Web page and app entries
· · · · · · ·
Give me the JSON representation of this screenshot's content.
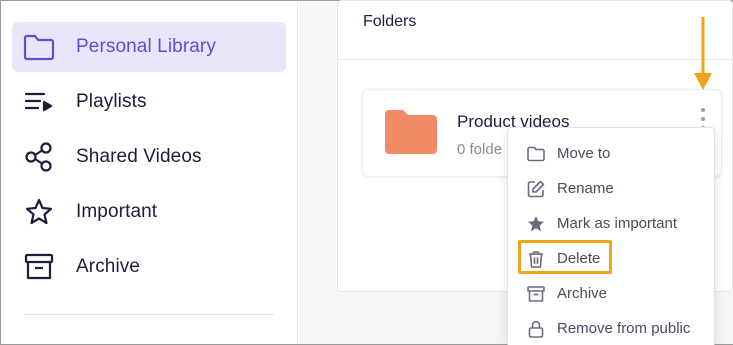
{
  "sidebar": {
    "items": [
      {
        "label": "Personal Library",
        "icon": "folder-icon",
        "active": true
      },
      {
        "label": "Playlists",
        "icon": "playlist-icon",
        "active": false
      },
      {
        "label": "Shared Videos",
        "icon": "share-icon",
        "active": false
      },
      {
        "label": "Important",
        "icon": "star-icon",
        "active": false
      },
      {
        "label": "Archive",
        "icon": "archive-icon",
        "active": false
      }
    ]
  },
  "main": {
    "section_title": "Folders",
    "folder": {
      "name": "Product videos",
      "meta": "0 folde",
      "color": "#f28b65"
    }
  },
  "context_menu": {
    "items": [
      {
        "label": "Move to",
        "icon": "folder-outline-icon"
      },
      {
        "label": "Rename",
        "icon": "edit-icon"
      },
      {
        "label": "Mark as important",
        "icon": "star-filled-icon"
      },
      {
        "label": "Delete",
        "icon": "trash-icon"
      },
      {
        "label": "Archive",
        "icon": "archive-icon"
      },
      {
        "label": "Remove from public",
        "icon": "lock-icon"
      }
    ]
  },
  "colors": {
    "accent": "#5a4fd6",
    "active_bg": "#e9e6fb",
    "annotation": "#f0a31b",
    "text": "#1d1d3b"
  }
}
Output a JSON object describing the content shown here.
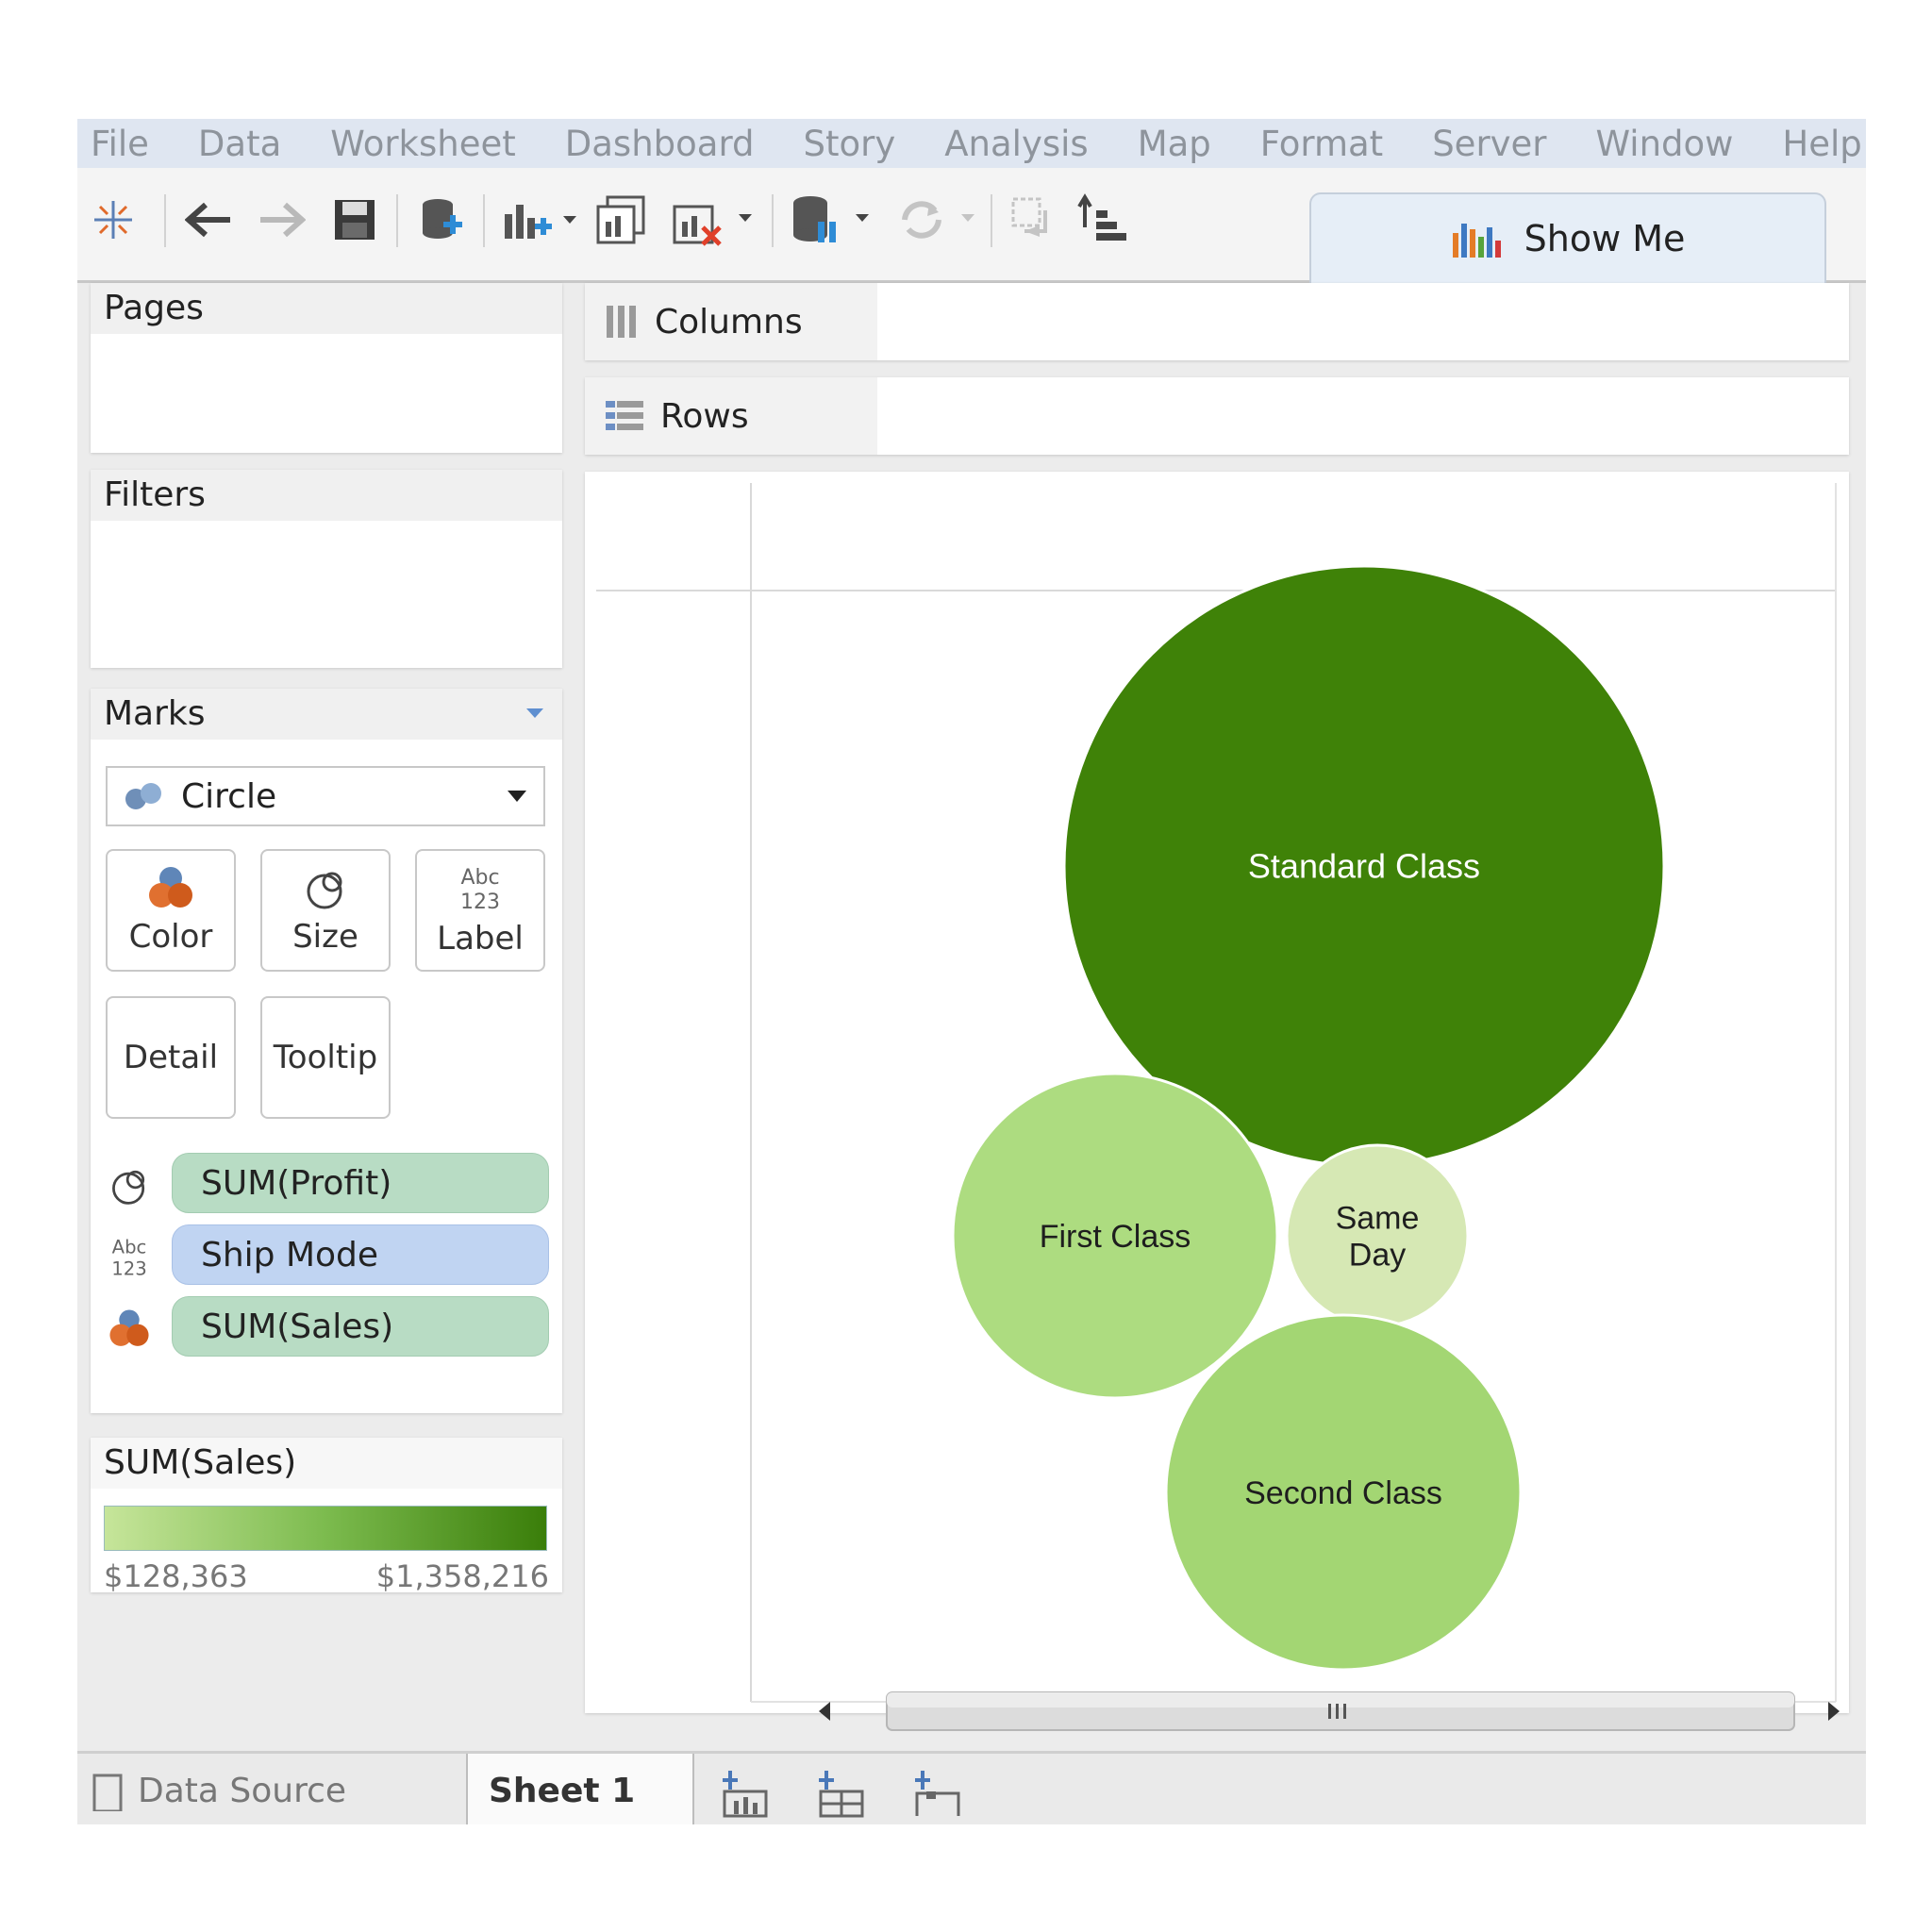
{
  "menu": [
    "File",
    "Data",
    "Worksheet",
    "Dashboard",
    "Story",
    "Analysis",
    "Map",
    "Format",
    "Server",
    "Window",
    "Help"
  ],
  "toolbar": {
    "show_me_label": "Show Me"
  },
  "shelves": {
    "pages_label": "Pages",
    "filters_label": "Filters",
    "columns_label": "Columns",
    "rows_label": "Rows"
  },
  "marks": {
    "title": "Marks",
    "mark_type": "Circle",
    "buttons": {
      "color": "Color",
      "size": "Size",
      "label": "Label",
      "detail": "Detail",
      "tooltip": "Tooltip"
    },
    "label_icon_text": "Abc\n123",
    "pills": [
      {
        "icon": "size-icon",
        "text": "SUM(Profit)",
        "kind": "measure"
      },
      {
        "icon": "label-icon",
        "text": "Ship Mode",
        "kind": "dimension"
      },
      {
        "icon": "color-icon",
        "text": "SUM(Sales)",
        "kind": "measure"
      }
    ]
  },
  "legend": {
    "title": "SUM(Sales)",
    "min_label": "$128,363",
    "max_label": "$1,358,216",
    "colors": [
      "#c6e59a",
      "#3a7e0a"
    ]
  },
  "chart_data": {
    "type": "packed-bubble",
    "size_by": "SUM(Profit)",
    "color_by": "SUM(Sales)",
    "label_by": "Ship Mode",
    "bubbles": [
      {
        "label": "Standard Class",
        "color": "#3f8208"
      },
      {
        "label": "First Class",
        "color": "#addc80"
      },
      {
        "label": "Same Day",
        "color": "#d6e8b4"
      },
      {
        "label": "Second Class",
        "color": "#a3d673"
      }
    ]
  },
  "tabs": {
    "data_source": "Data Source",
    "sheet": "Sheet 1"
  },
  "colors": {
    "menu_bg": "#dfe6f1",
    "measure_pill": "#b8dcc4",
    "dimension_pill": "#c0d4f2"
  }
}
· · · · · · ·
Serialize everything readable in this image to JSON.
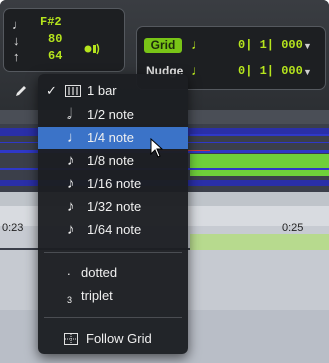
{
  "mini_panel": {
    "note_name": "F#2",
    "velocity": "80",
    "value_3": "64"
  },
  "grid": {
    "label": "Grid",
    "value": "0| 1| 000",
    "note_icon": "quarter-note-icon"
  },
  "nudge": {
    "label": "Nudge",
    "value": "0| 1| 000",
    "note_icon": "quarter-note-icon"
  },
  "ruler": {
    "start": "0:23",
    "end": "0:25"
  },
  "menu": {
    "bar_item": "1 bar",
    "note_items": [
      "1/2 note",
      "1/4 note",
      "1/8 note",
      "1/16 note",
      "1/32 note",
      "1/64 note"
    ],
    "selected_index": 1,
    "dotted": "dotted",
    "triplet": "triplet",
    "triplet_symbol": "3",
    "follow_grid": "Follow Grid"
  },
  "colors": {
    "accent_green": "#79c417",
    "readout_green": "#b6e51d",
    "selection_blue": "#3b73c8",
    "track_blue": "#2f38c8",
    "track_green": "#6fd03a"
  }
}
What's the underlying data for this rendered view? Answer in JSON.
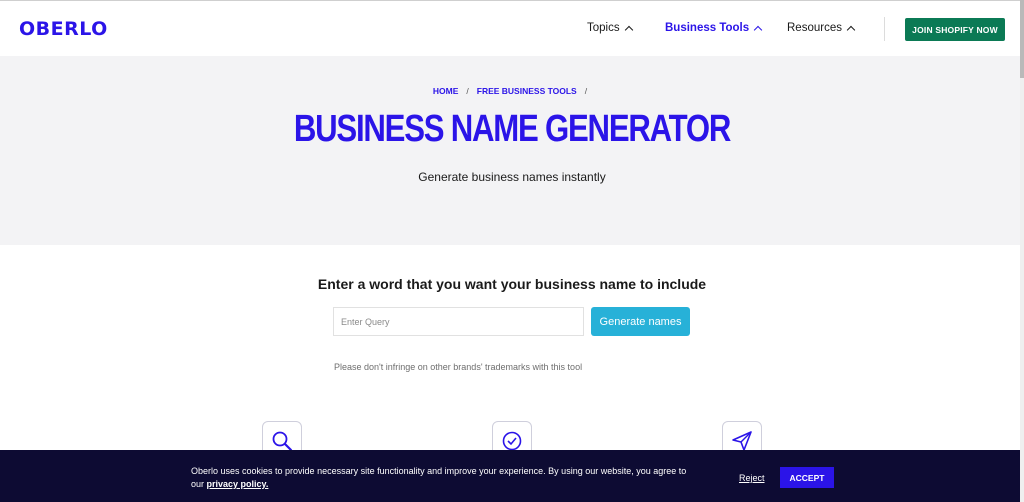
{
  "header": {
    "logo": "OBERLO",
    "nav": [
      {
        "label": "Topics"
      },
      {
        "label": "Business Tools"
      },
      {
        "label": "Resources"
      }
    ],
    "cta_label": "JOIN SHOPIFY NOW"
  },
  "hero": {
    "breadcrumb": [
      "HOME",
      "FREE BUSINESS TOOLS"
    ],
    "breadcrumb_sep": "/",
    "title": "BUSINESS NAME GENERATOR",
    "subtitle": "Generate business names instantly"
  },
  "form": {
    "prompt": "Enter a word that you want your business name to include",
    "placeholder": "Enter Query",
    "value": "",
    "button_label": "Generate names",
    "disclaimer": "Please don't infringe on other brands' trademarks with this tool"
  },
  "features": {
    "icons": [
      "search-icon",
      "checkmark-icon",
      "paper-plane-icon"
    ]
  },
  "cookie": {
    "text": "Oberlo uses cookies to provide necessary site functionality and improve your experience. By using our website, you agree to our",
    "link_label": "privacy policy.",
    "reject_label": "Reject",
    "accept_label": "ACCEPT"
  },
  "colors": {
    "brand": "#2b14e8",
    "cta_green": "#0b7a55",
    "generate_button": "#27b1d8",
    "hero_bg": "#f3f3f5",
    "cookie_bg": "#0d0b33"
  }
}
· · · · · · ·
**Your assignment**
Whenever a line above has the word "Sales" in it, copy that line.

**Reply**
        "text": "SUM(Sales)",
    "title": "SUM(Sales)",
    "color_by": "SUM(Sales)",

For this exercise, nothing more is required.